First, there’s this passage:
“This begs the question: Why should U.S. citizens have to pay one additional penny for this rebuilding when Americans have already paid tens of billions of dollars for the liberation of Iraq with a huge military operation and more preciously, thousands of our own soldiers’ blood?”
This will join nicely with the long line of examples of libertarians having a grave problem with foreign policy. There’s a strain of utopianism which runs through libertarian notions of foreign policy which is no less severe than the strain the one which afflicts the left. The left believes that international norms of the rule of law — as dictated by Olympian judges in Brussels — should dictate the conduct of nations. Libertarians seem to believe that the rule of the market should as well. Both of these things would be great, or at least better than the reality (especially if the rule of law weren’t so much Euro-liberalism) but the reality is what it is. Of course the United States shouldn’t have to pay another penny for Iraq. Of course American soldiers shouldn’t shed their blood. But that’s the situation we are in. It would be great, even right, if the world sent us billions of dollars to compensate us for the hard but necessary work we’ve done in Iraq. But that’s not the way the world is right now. Sorry. And to suggest that shouldering the costs of Iraq aren’t worth the price is, in my opinion, dead wrong.
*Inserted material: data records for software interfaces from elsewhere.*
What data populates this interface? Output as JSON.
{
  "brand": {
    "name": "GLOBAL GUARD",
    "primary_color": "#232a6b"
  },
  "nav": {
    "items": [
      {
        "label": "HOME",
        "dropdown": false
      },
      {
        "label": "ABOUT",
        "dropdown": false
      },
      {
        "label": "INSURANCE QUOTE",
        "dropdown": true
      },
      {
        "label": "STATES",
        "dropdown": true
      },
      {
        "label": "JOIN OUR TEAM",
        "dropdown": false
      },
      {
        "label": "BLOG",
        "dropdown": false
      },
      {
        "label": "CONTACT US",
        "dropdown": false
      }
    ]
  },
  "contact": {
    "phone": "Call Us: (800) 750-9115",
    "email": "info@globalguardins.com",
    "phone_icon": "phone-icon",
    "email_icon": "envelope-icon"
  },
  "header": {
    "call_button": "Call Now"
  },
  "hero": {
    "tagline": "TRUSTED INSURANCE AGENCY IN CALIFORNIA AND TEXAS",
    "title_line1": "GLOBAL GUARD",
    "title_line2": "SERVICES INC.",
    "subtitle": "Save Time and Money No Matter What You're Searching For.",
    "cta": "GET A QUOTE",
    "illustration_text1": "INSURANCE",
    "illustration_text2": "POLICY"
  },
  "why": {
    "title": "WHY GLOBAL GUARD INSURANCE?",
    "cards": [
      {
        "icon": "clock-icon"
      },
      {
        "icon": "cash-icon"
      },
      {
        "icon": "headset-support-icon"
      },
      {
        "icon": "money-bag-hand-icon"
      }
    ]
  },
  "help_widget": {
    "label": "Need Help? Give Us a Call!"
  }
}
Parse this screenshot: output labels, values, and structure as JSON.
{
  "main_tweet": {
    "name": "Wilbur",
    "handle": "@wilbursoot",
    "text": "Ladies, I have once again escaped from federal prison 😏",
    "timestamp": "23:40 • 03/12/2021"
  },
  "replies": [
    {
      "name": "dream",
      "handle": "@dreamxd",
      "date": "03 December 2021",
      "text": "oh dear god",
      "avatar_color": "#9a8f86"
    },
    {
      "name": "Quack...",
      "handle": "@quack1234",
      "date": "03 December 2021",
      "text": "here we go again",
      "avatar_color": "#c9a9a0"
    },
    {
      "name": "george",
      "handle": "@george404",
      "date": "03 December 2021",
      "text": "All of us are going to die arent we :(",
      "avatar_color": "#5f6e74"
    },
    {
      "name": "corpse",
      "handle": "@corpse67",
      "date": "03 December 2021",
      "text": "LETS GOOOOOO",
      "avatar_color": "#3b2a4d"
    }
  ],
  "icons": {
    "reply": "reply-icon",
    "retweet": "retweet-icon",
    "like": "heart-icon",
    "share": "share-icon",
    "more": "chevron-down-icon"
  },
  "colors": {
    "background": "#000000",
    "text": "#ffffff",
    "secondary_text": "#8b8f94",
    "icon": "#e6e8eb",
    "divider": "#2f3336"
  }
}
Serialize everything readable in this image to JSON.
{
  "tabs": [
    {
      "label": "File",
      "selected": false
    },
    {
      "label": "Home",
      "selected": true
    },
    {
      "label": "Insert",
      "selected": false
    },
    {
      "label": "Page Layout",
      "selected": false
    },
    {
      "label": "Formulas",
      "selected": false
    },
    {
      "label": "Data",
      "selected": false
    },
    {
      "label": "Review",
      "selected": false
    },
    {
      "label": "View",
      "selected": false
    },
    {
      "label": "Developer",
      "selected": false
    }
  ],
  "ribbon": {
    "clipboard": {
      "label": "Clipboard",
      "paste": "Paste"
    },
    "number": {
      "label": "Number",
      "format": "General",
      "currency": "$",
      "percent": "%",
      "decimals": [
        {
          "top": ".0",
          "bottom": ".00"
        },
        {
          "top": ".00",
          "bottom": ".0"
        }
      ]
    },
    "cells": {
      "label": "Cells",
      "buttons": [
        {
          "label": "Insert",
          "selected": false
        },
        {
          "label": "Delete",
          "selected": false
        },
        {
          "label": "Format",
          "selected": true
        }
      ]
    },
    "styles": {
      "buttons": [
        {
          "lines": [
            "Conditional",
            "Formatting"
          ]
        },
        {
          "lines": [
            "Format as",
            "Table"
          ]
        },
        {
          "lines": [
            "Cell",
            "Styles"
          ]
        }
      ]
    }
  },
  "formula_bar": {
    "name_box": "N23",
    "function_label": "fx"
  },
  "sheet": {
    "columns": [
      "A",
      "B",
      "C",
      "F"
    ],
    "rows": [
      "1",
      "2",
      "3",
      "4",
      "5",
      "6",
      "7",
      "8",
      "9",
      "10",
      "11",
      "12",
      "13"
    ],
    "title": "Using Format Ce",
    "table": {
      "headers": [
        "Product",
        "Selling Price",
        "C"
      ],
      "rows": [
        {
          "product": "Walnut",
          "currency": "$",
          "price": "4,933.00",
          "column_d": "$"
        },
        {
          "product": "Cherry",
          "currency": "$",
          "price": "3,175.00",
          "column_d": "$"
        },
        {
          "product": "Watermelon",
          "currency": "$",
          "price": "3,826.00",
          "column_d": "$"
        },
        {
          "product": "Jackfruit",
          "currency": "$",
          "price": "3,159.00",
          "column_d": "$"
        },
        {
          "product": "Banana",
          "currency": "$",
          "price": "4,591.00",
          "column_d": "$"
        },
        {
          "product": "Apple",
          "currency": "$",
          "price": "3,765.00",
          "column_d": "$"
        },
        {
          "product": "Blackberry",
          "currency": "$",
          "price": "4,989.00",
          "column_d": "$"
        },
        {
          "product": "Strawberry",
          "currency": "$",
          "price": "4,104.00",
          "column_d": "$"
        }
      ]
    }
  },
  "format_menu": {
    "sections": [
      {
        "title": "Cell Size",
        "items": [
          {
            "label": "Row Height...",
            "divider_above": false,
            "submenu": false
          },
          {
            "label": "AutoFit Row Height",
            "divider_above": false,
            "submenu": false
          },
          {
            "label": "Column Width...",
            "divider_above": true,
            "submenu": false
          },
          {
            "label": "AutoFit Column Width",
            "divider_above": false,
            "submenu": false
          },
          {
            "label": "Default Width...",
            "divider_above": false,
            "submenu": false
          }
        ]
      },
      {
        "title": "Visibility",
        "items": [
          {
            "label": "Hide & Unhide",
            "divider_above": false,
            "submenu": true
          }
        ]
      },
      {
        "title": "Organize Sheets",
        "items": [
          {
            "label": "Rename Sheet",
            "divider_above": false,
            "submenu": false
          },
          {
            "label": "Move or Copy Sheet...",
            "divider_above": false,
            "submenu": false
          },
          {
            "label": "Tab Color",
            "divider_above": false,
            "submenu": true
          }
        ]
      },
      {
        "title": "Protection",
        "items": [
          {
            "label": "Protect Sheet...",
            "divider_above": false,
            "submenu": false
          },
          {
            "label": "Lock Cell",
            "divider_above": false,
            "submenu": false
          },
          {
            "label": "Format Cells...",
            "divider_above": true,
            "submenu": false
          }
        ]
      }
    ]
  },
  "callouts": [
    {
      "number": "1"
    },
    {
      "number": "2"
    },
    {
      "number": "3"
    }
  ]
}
Which brings me to my second point. I do hope that all of the folks who email me claiming that NRO has a single editorial position on every issue from gay marriage to foreign policy will at least take note that we do have disagreements around here. That’s one of the secrets of our success.